AAP: Today's Teens Can Be Adept Multitaskers
Some kids do just fine juggling multiple forms of media throughout the day, research suggests
MONDAY, Oct. 13, 2014 (HealthDay News) -- New research conducted by high school students indicates that some youth do equally well on tasks when moving between their laptops, smartphones, and other devices, compared to less media-focused teens. The findings were presented at the annual meeting of the American Academy of Pediatrics (AAP), held from Oct. 11 to 14 in San Diego.
The study included about 400 students of both sexes, aged 10 to 19. All were asked about their daily media habits and then tested on their ability to switch between tasks and focus on a single task, with and without distractions.
Those who scored high on the "media multitasking index" averaged more than three hours a day of multitasking, the study found. They also managed to complete an average of 3.5 hours of homework a day, all while juggling multiple tasks for more than 50 percent of this time. Students who scored low on the multitasking index averaged about 20 minutes a day of multitasking, did 2.5 hours of homework a day, and multitasked 0.08 percent of this time. The "high multitaskers" were better at filtering out distractions but less able to focus on single tasks, while the opposite was true for low multitaskers.

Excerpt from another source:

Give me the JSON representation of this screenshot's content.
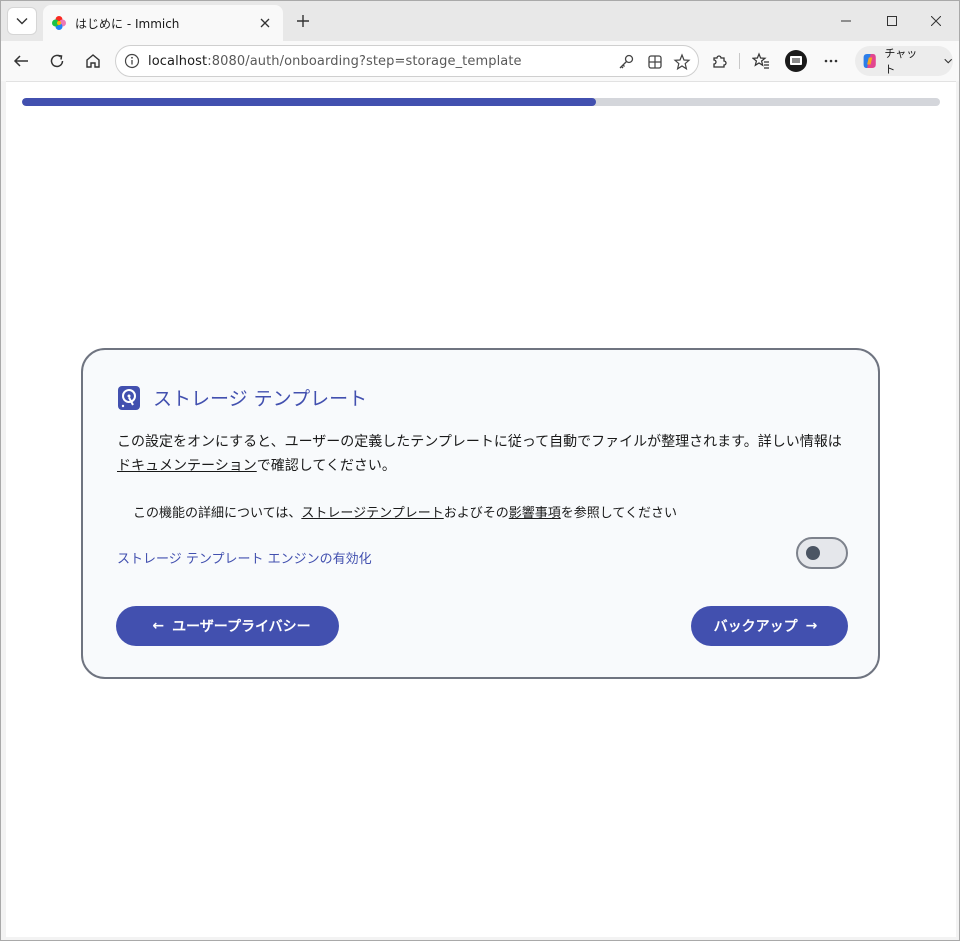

"We must emphasize that most people performed best when focused on just one task. However, there was a group that provided us with an exception to that finding -- the high media multitaskers," Sarayu Caulfield, a senior at Oregon Episcopal School in Portland, said in an AAP news release.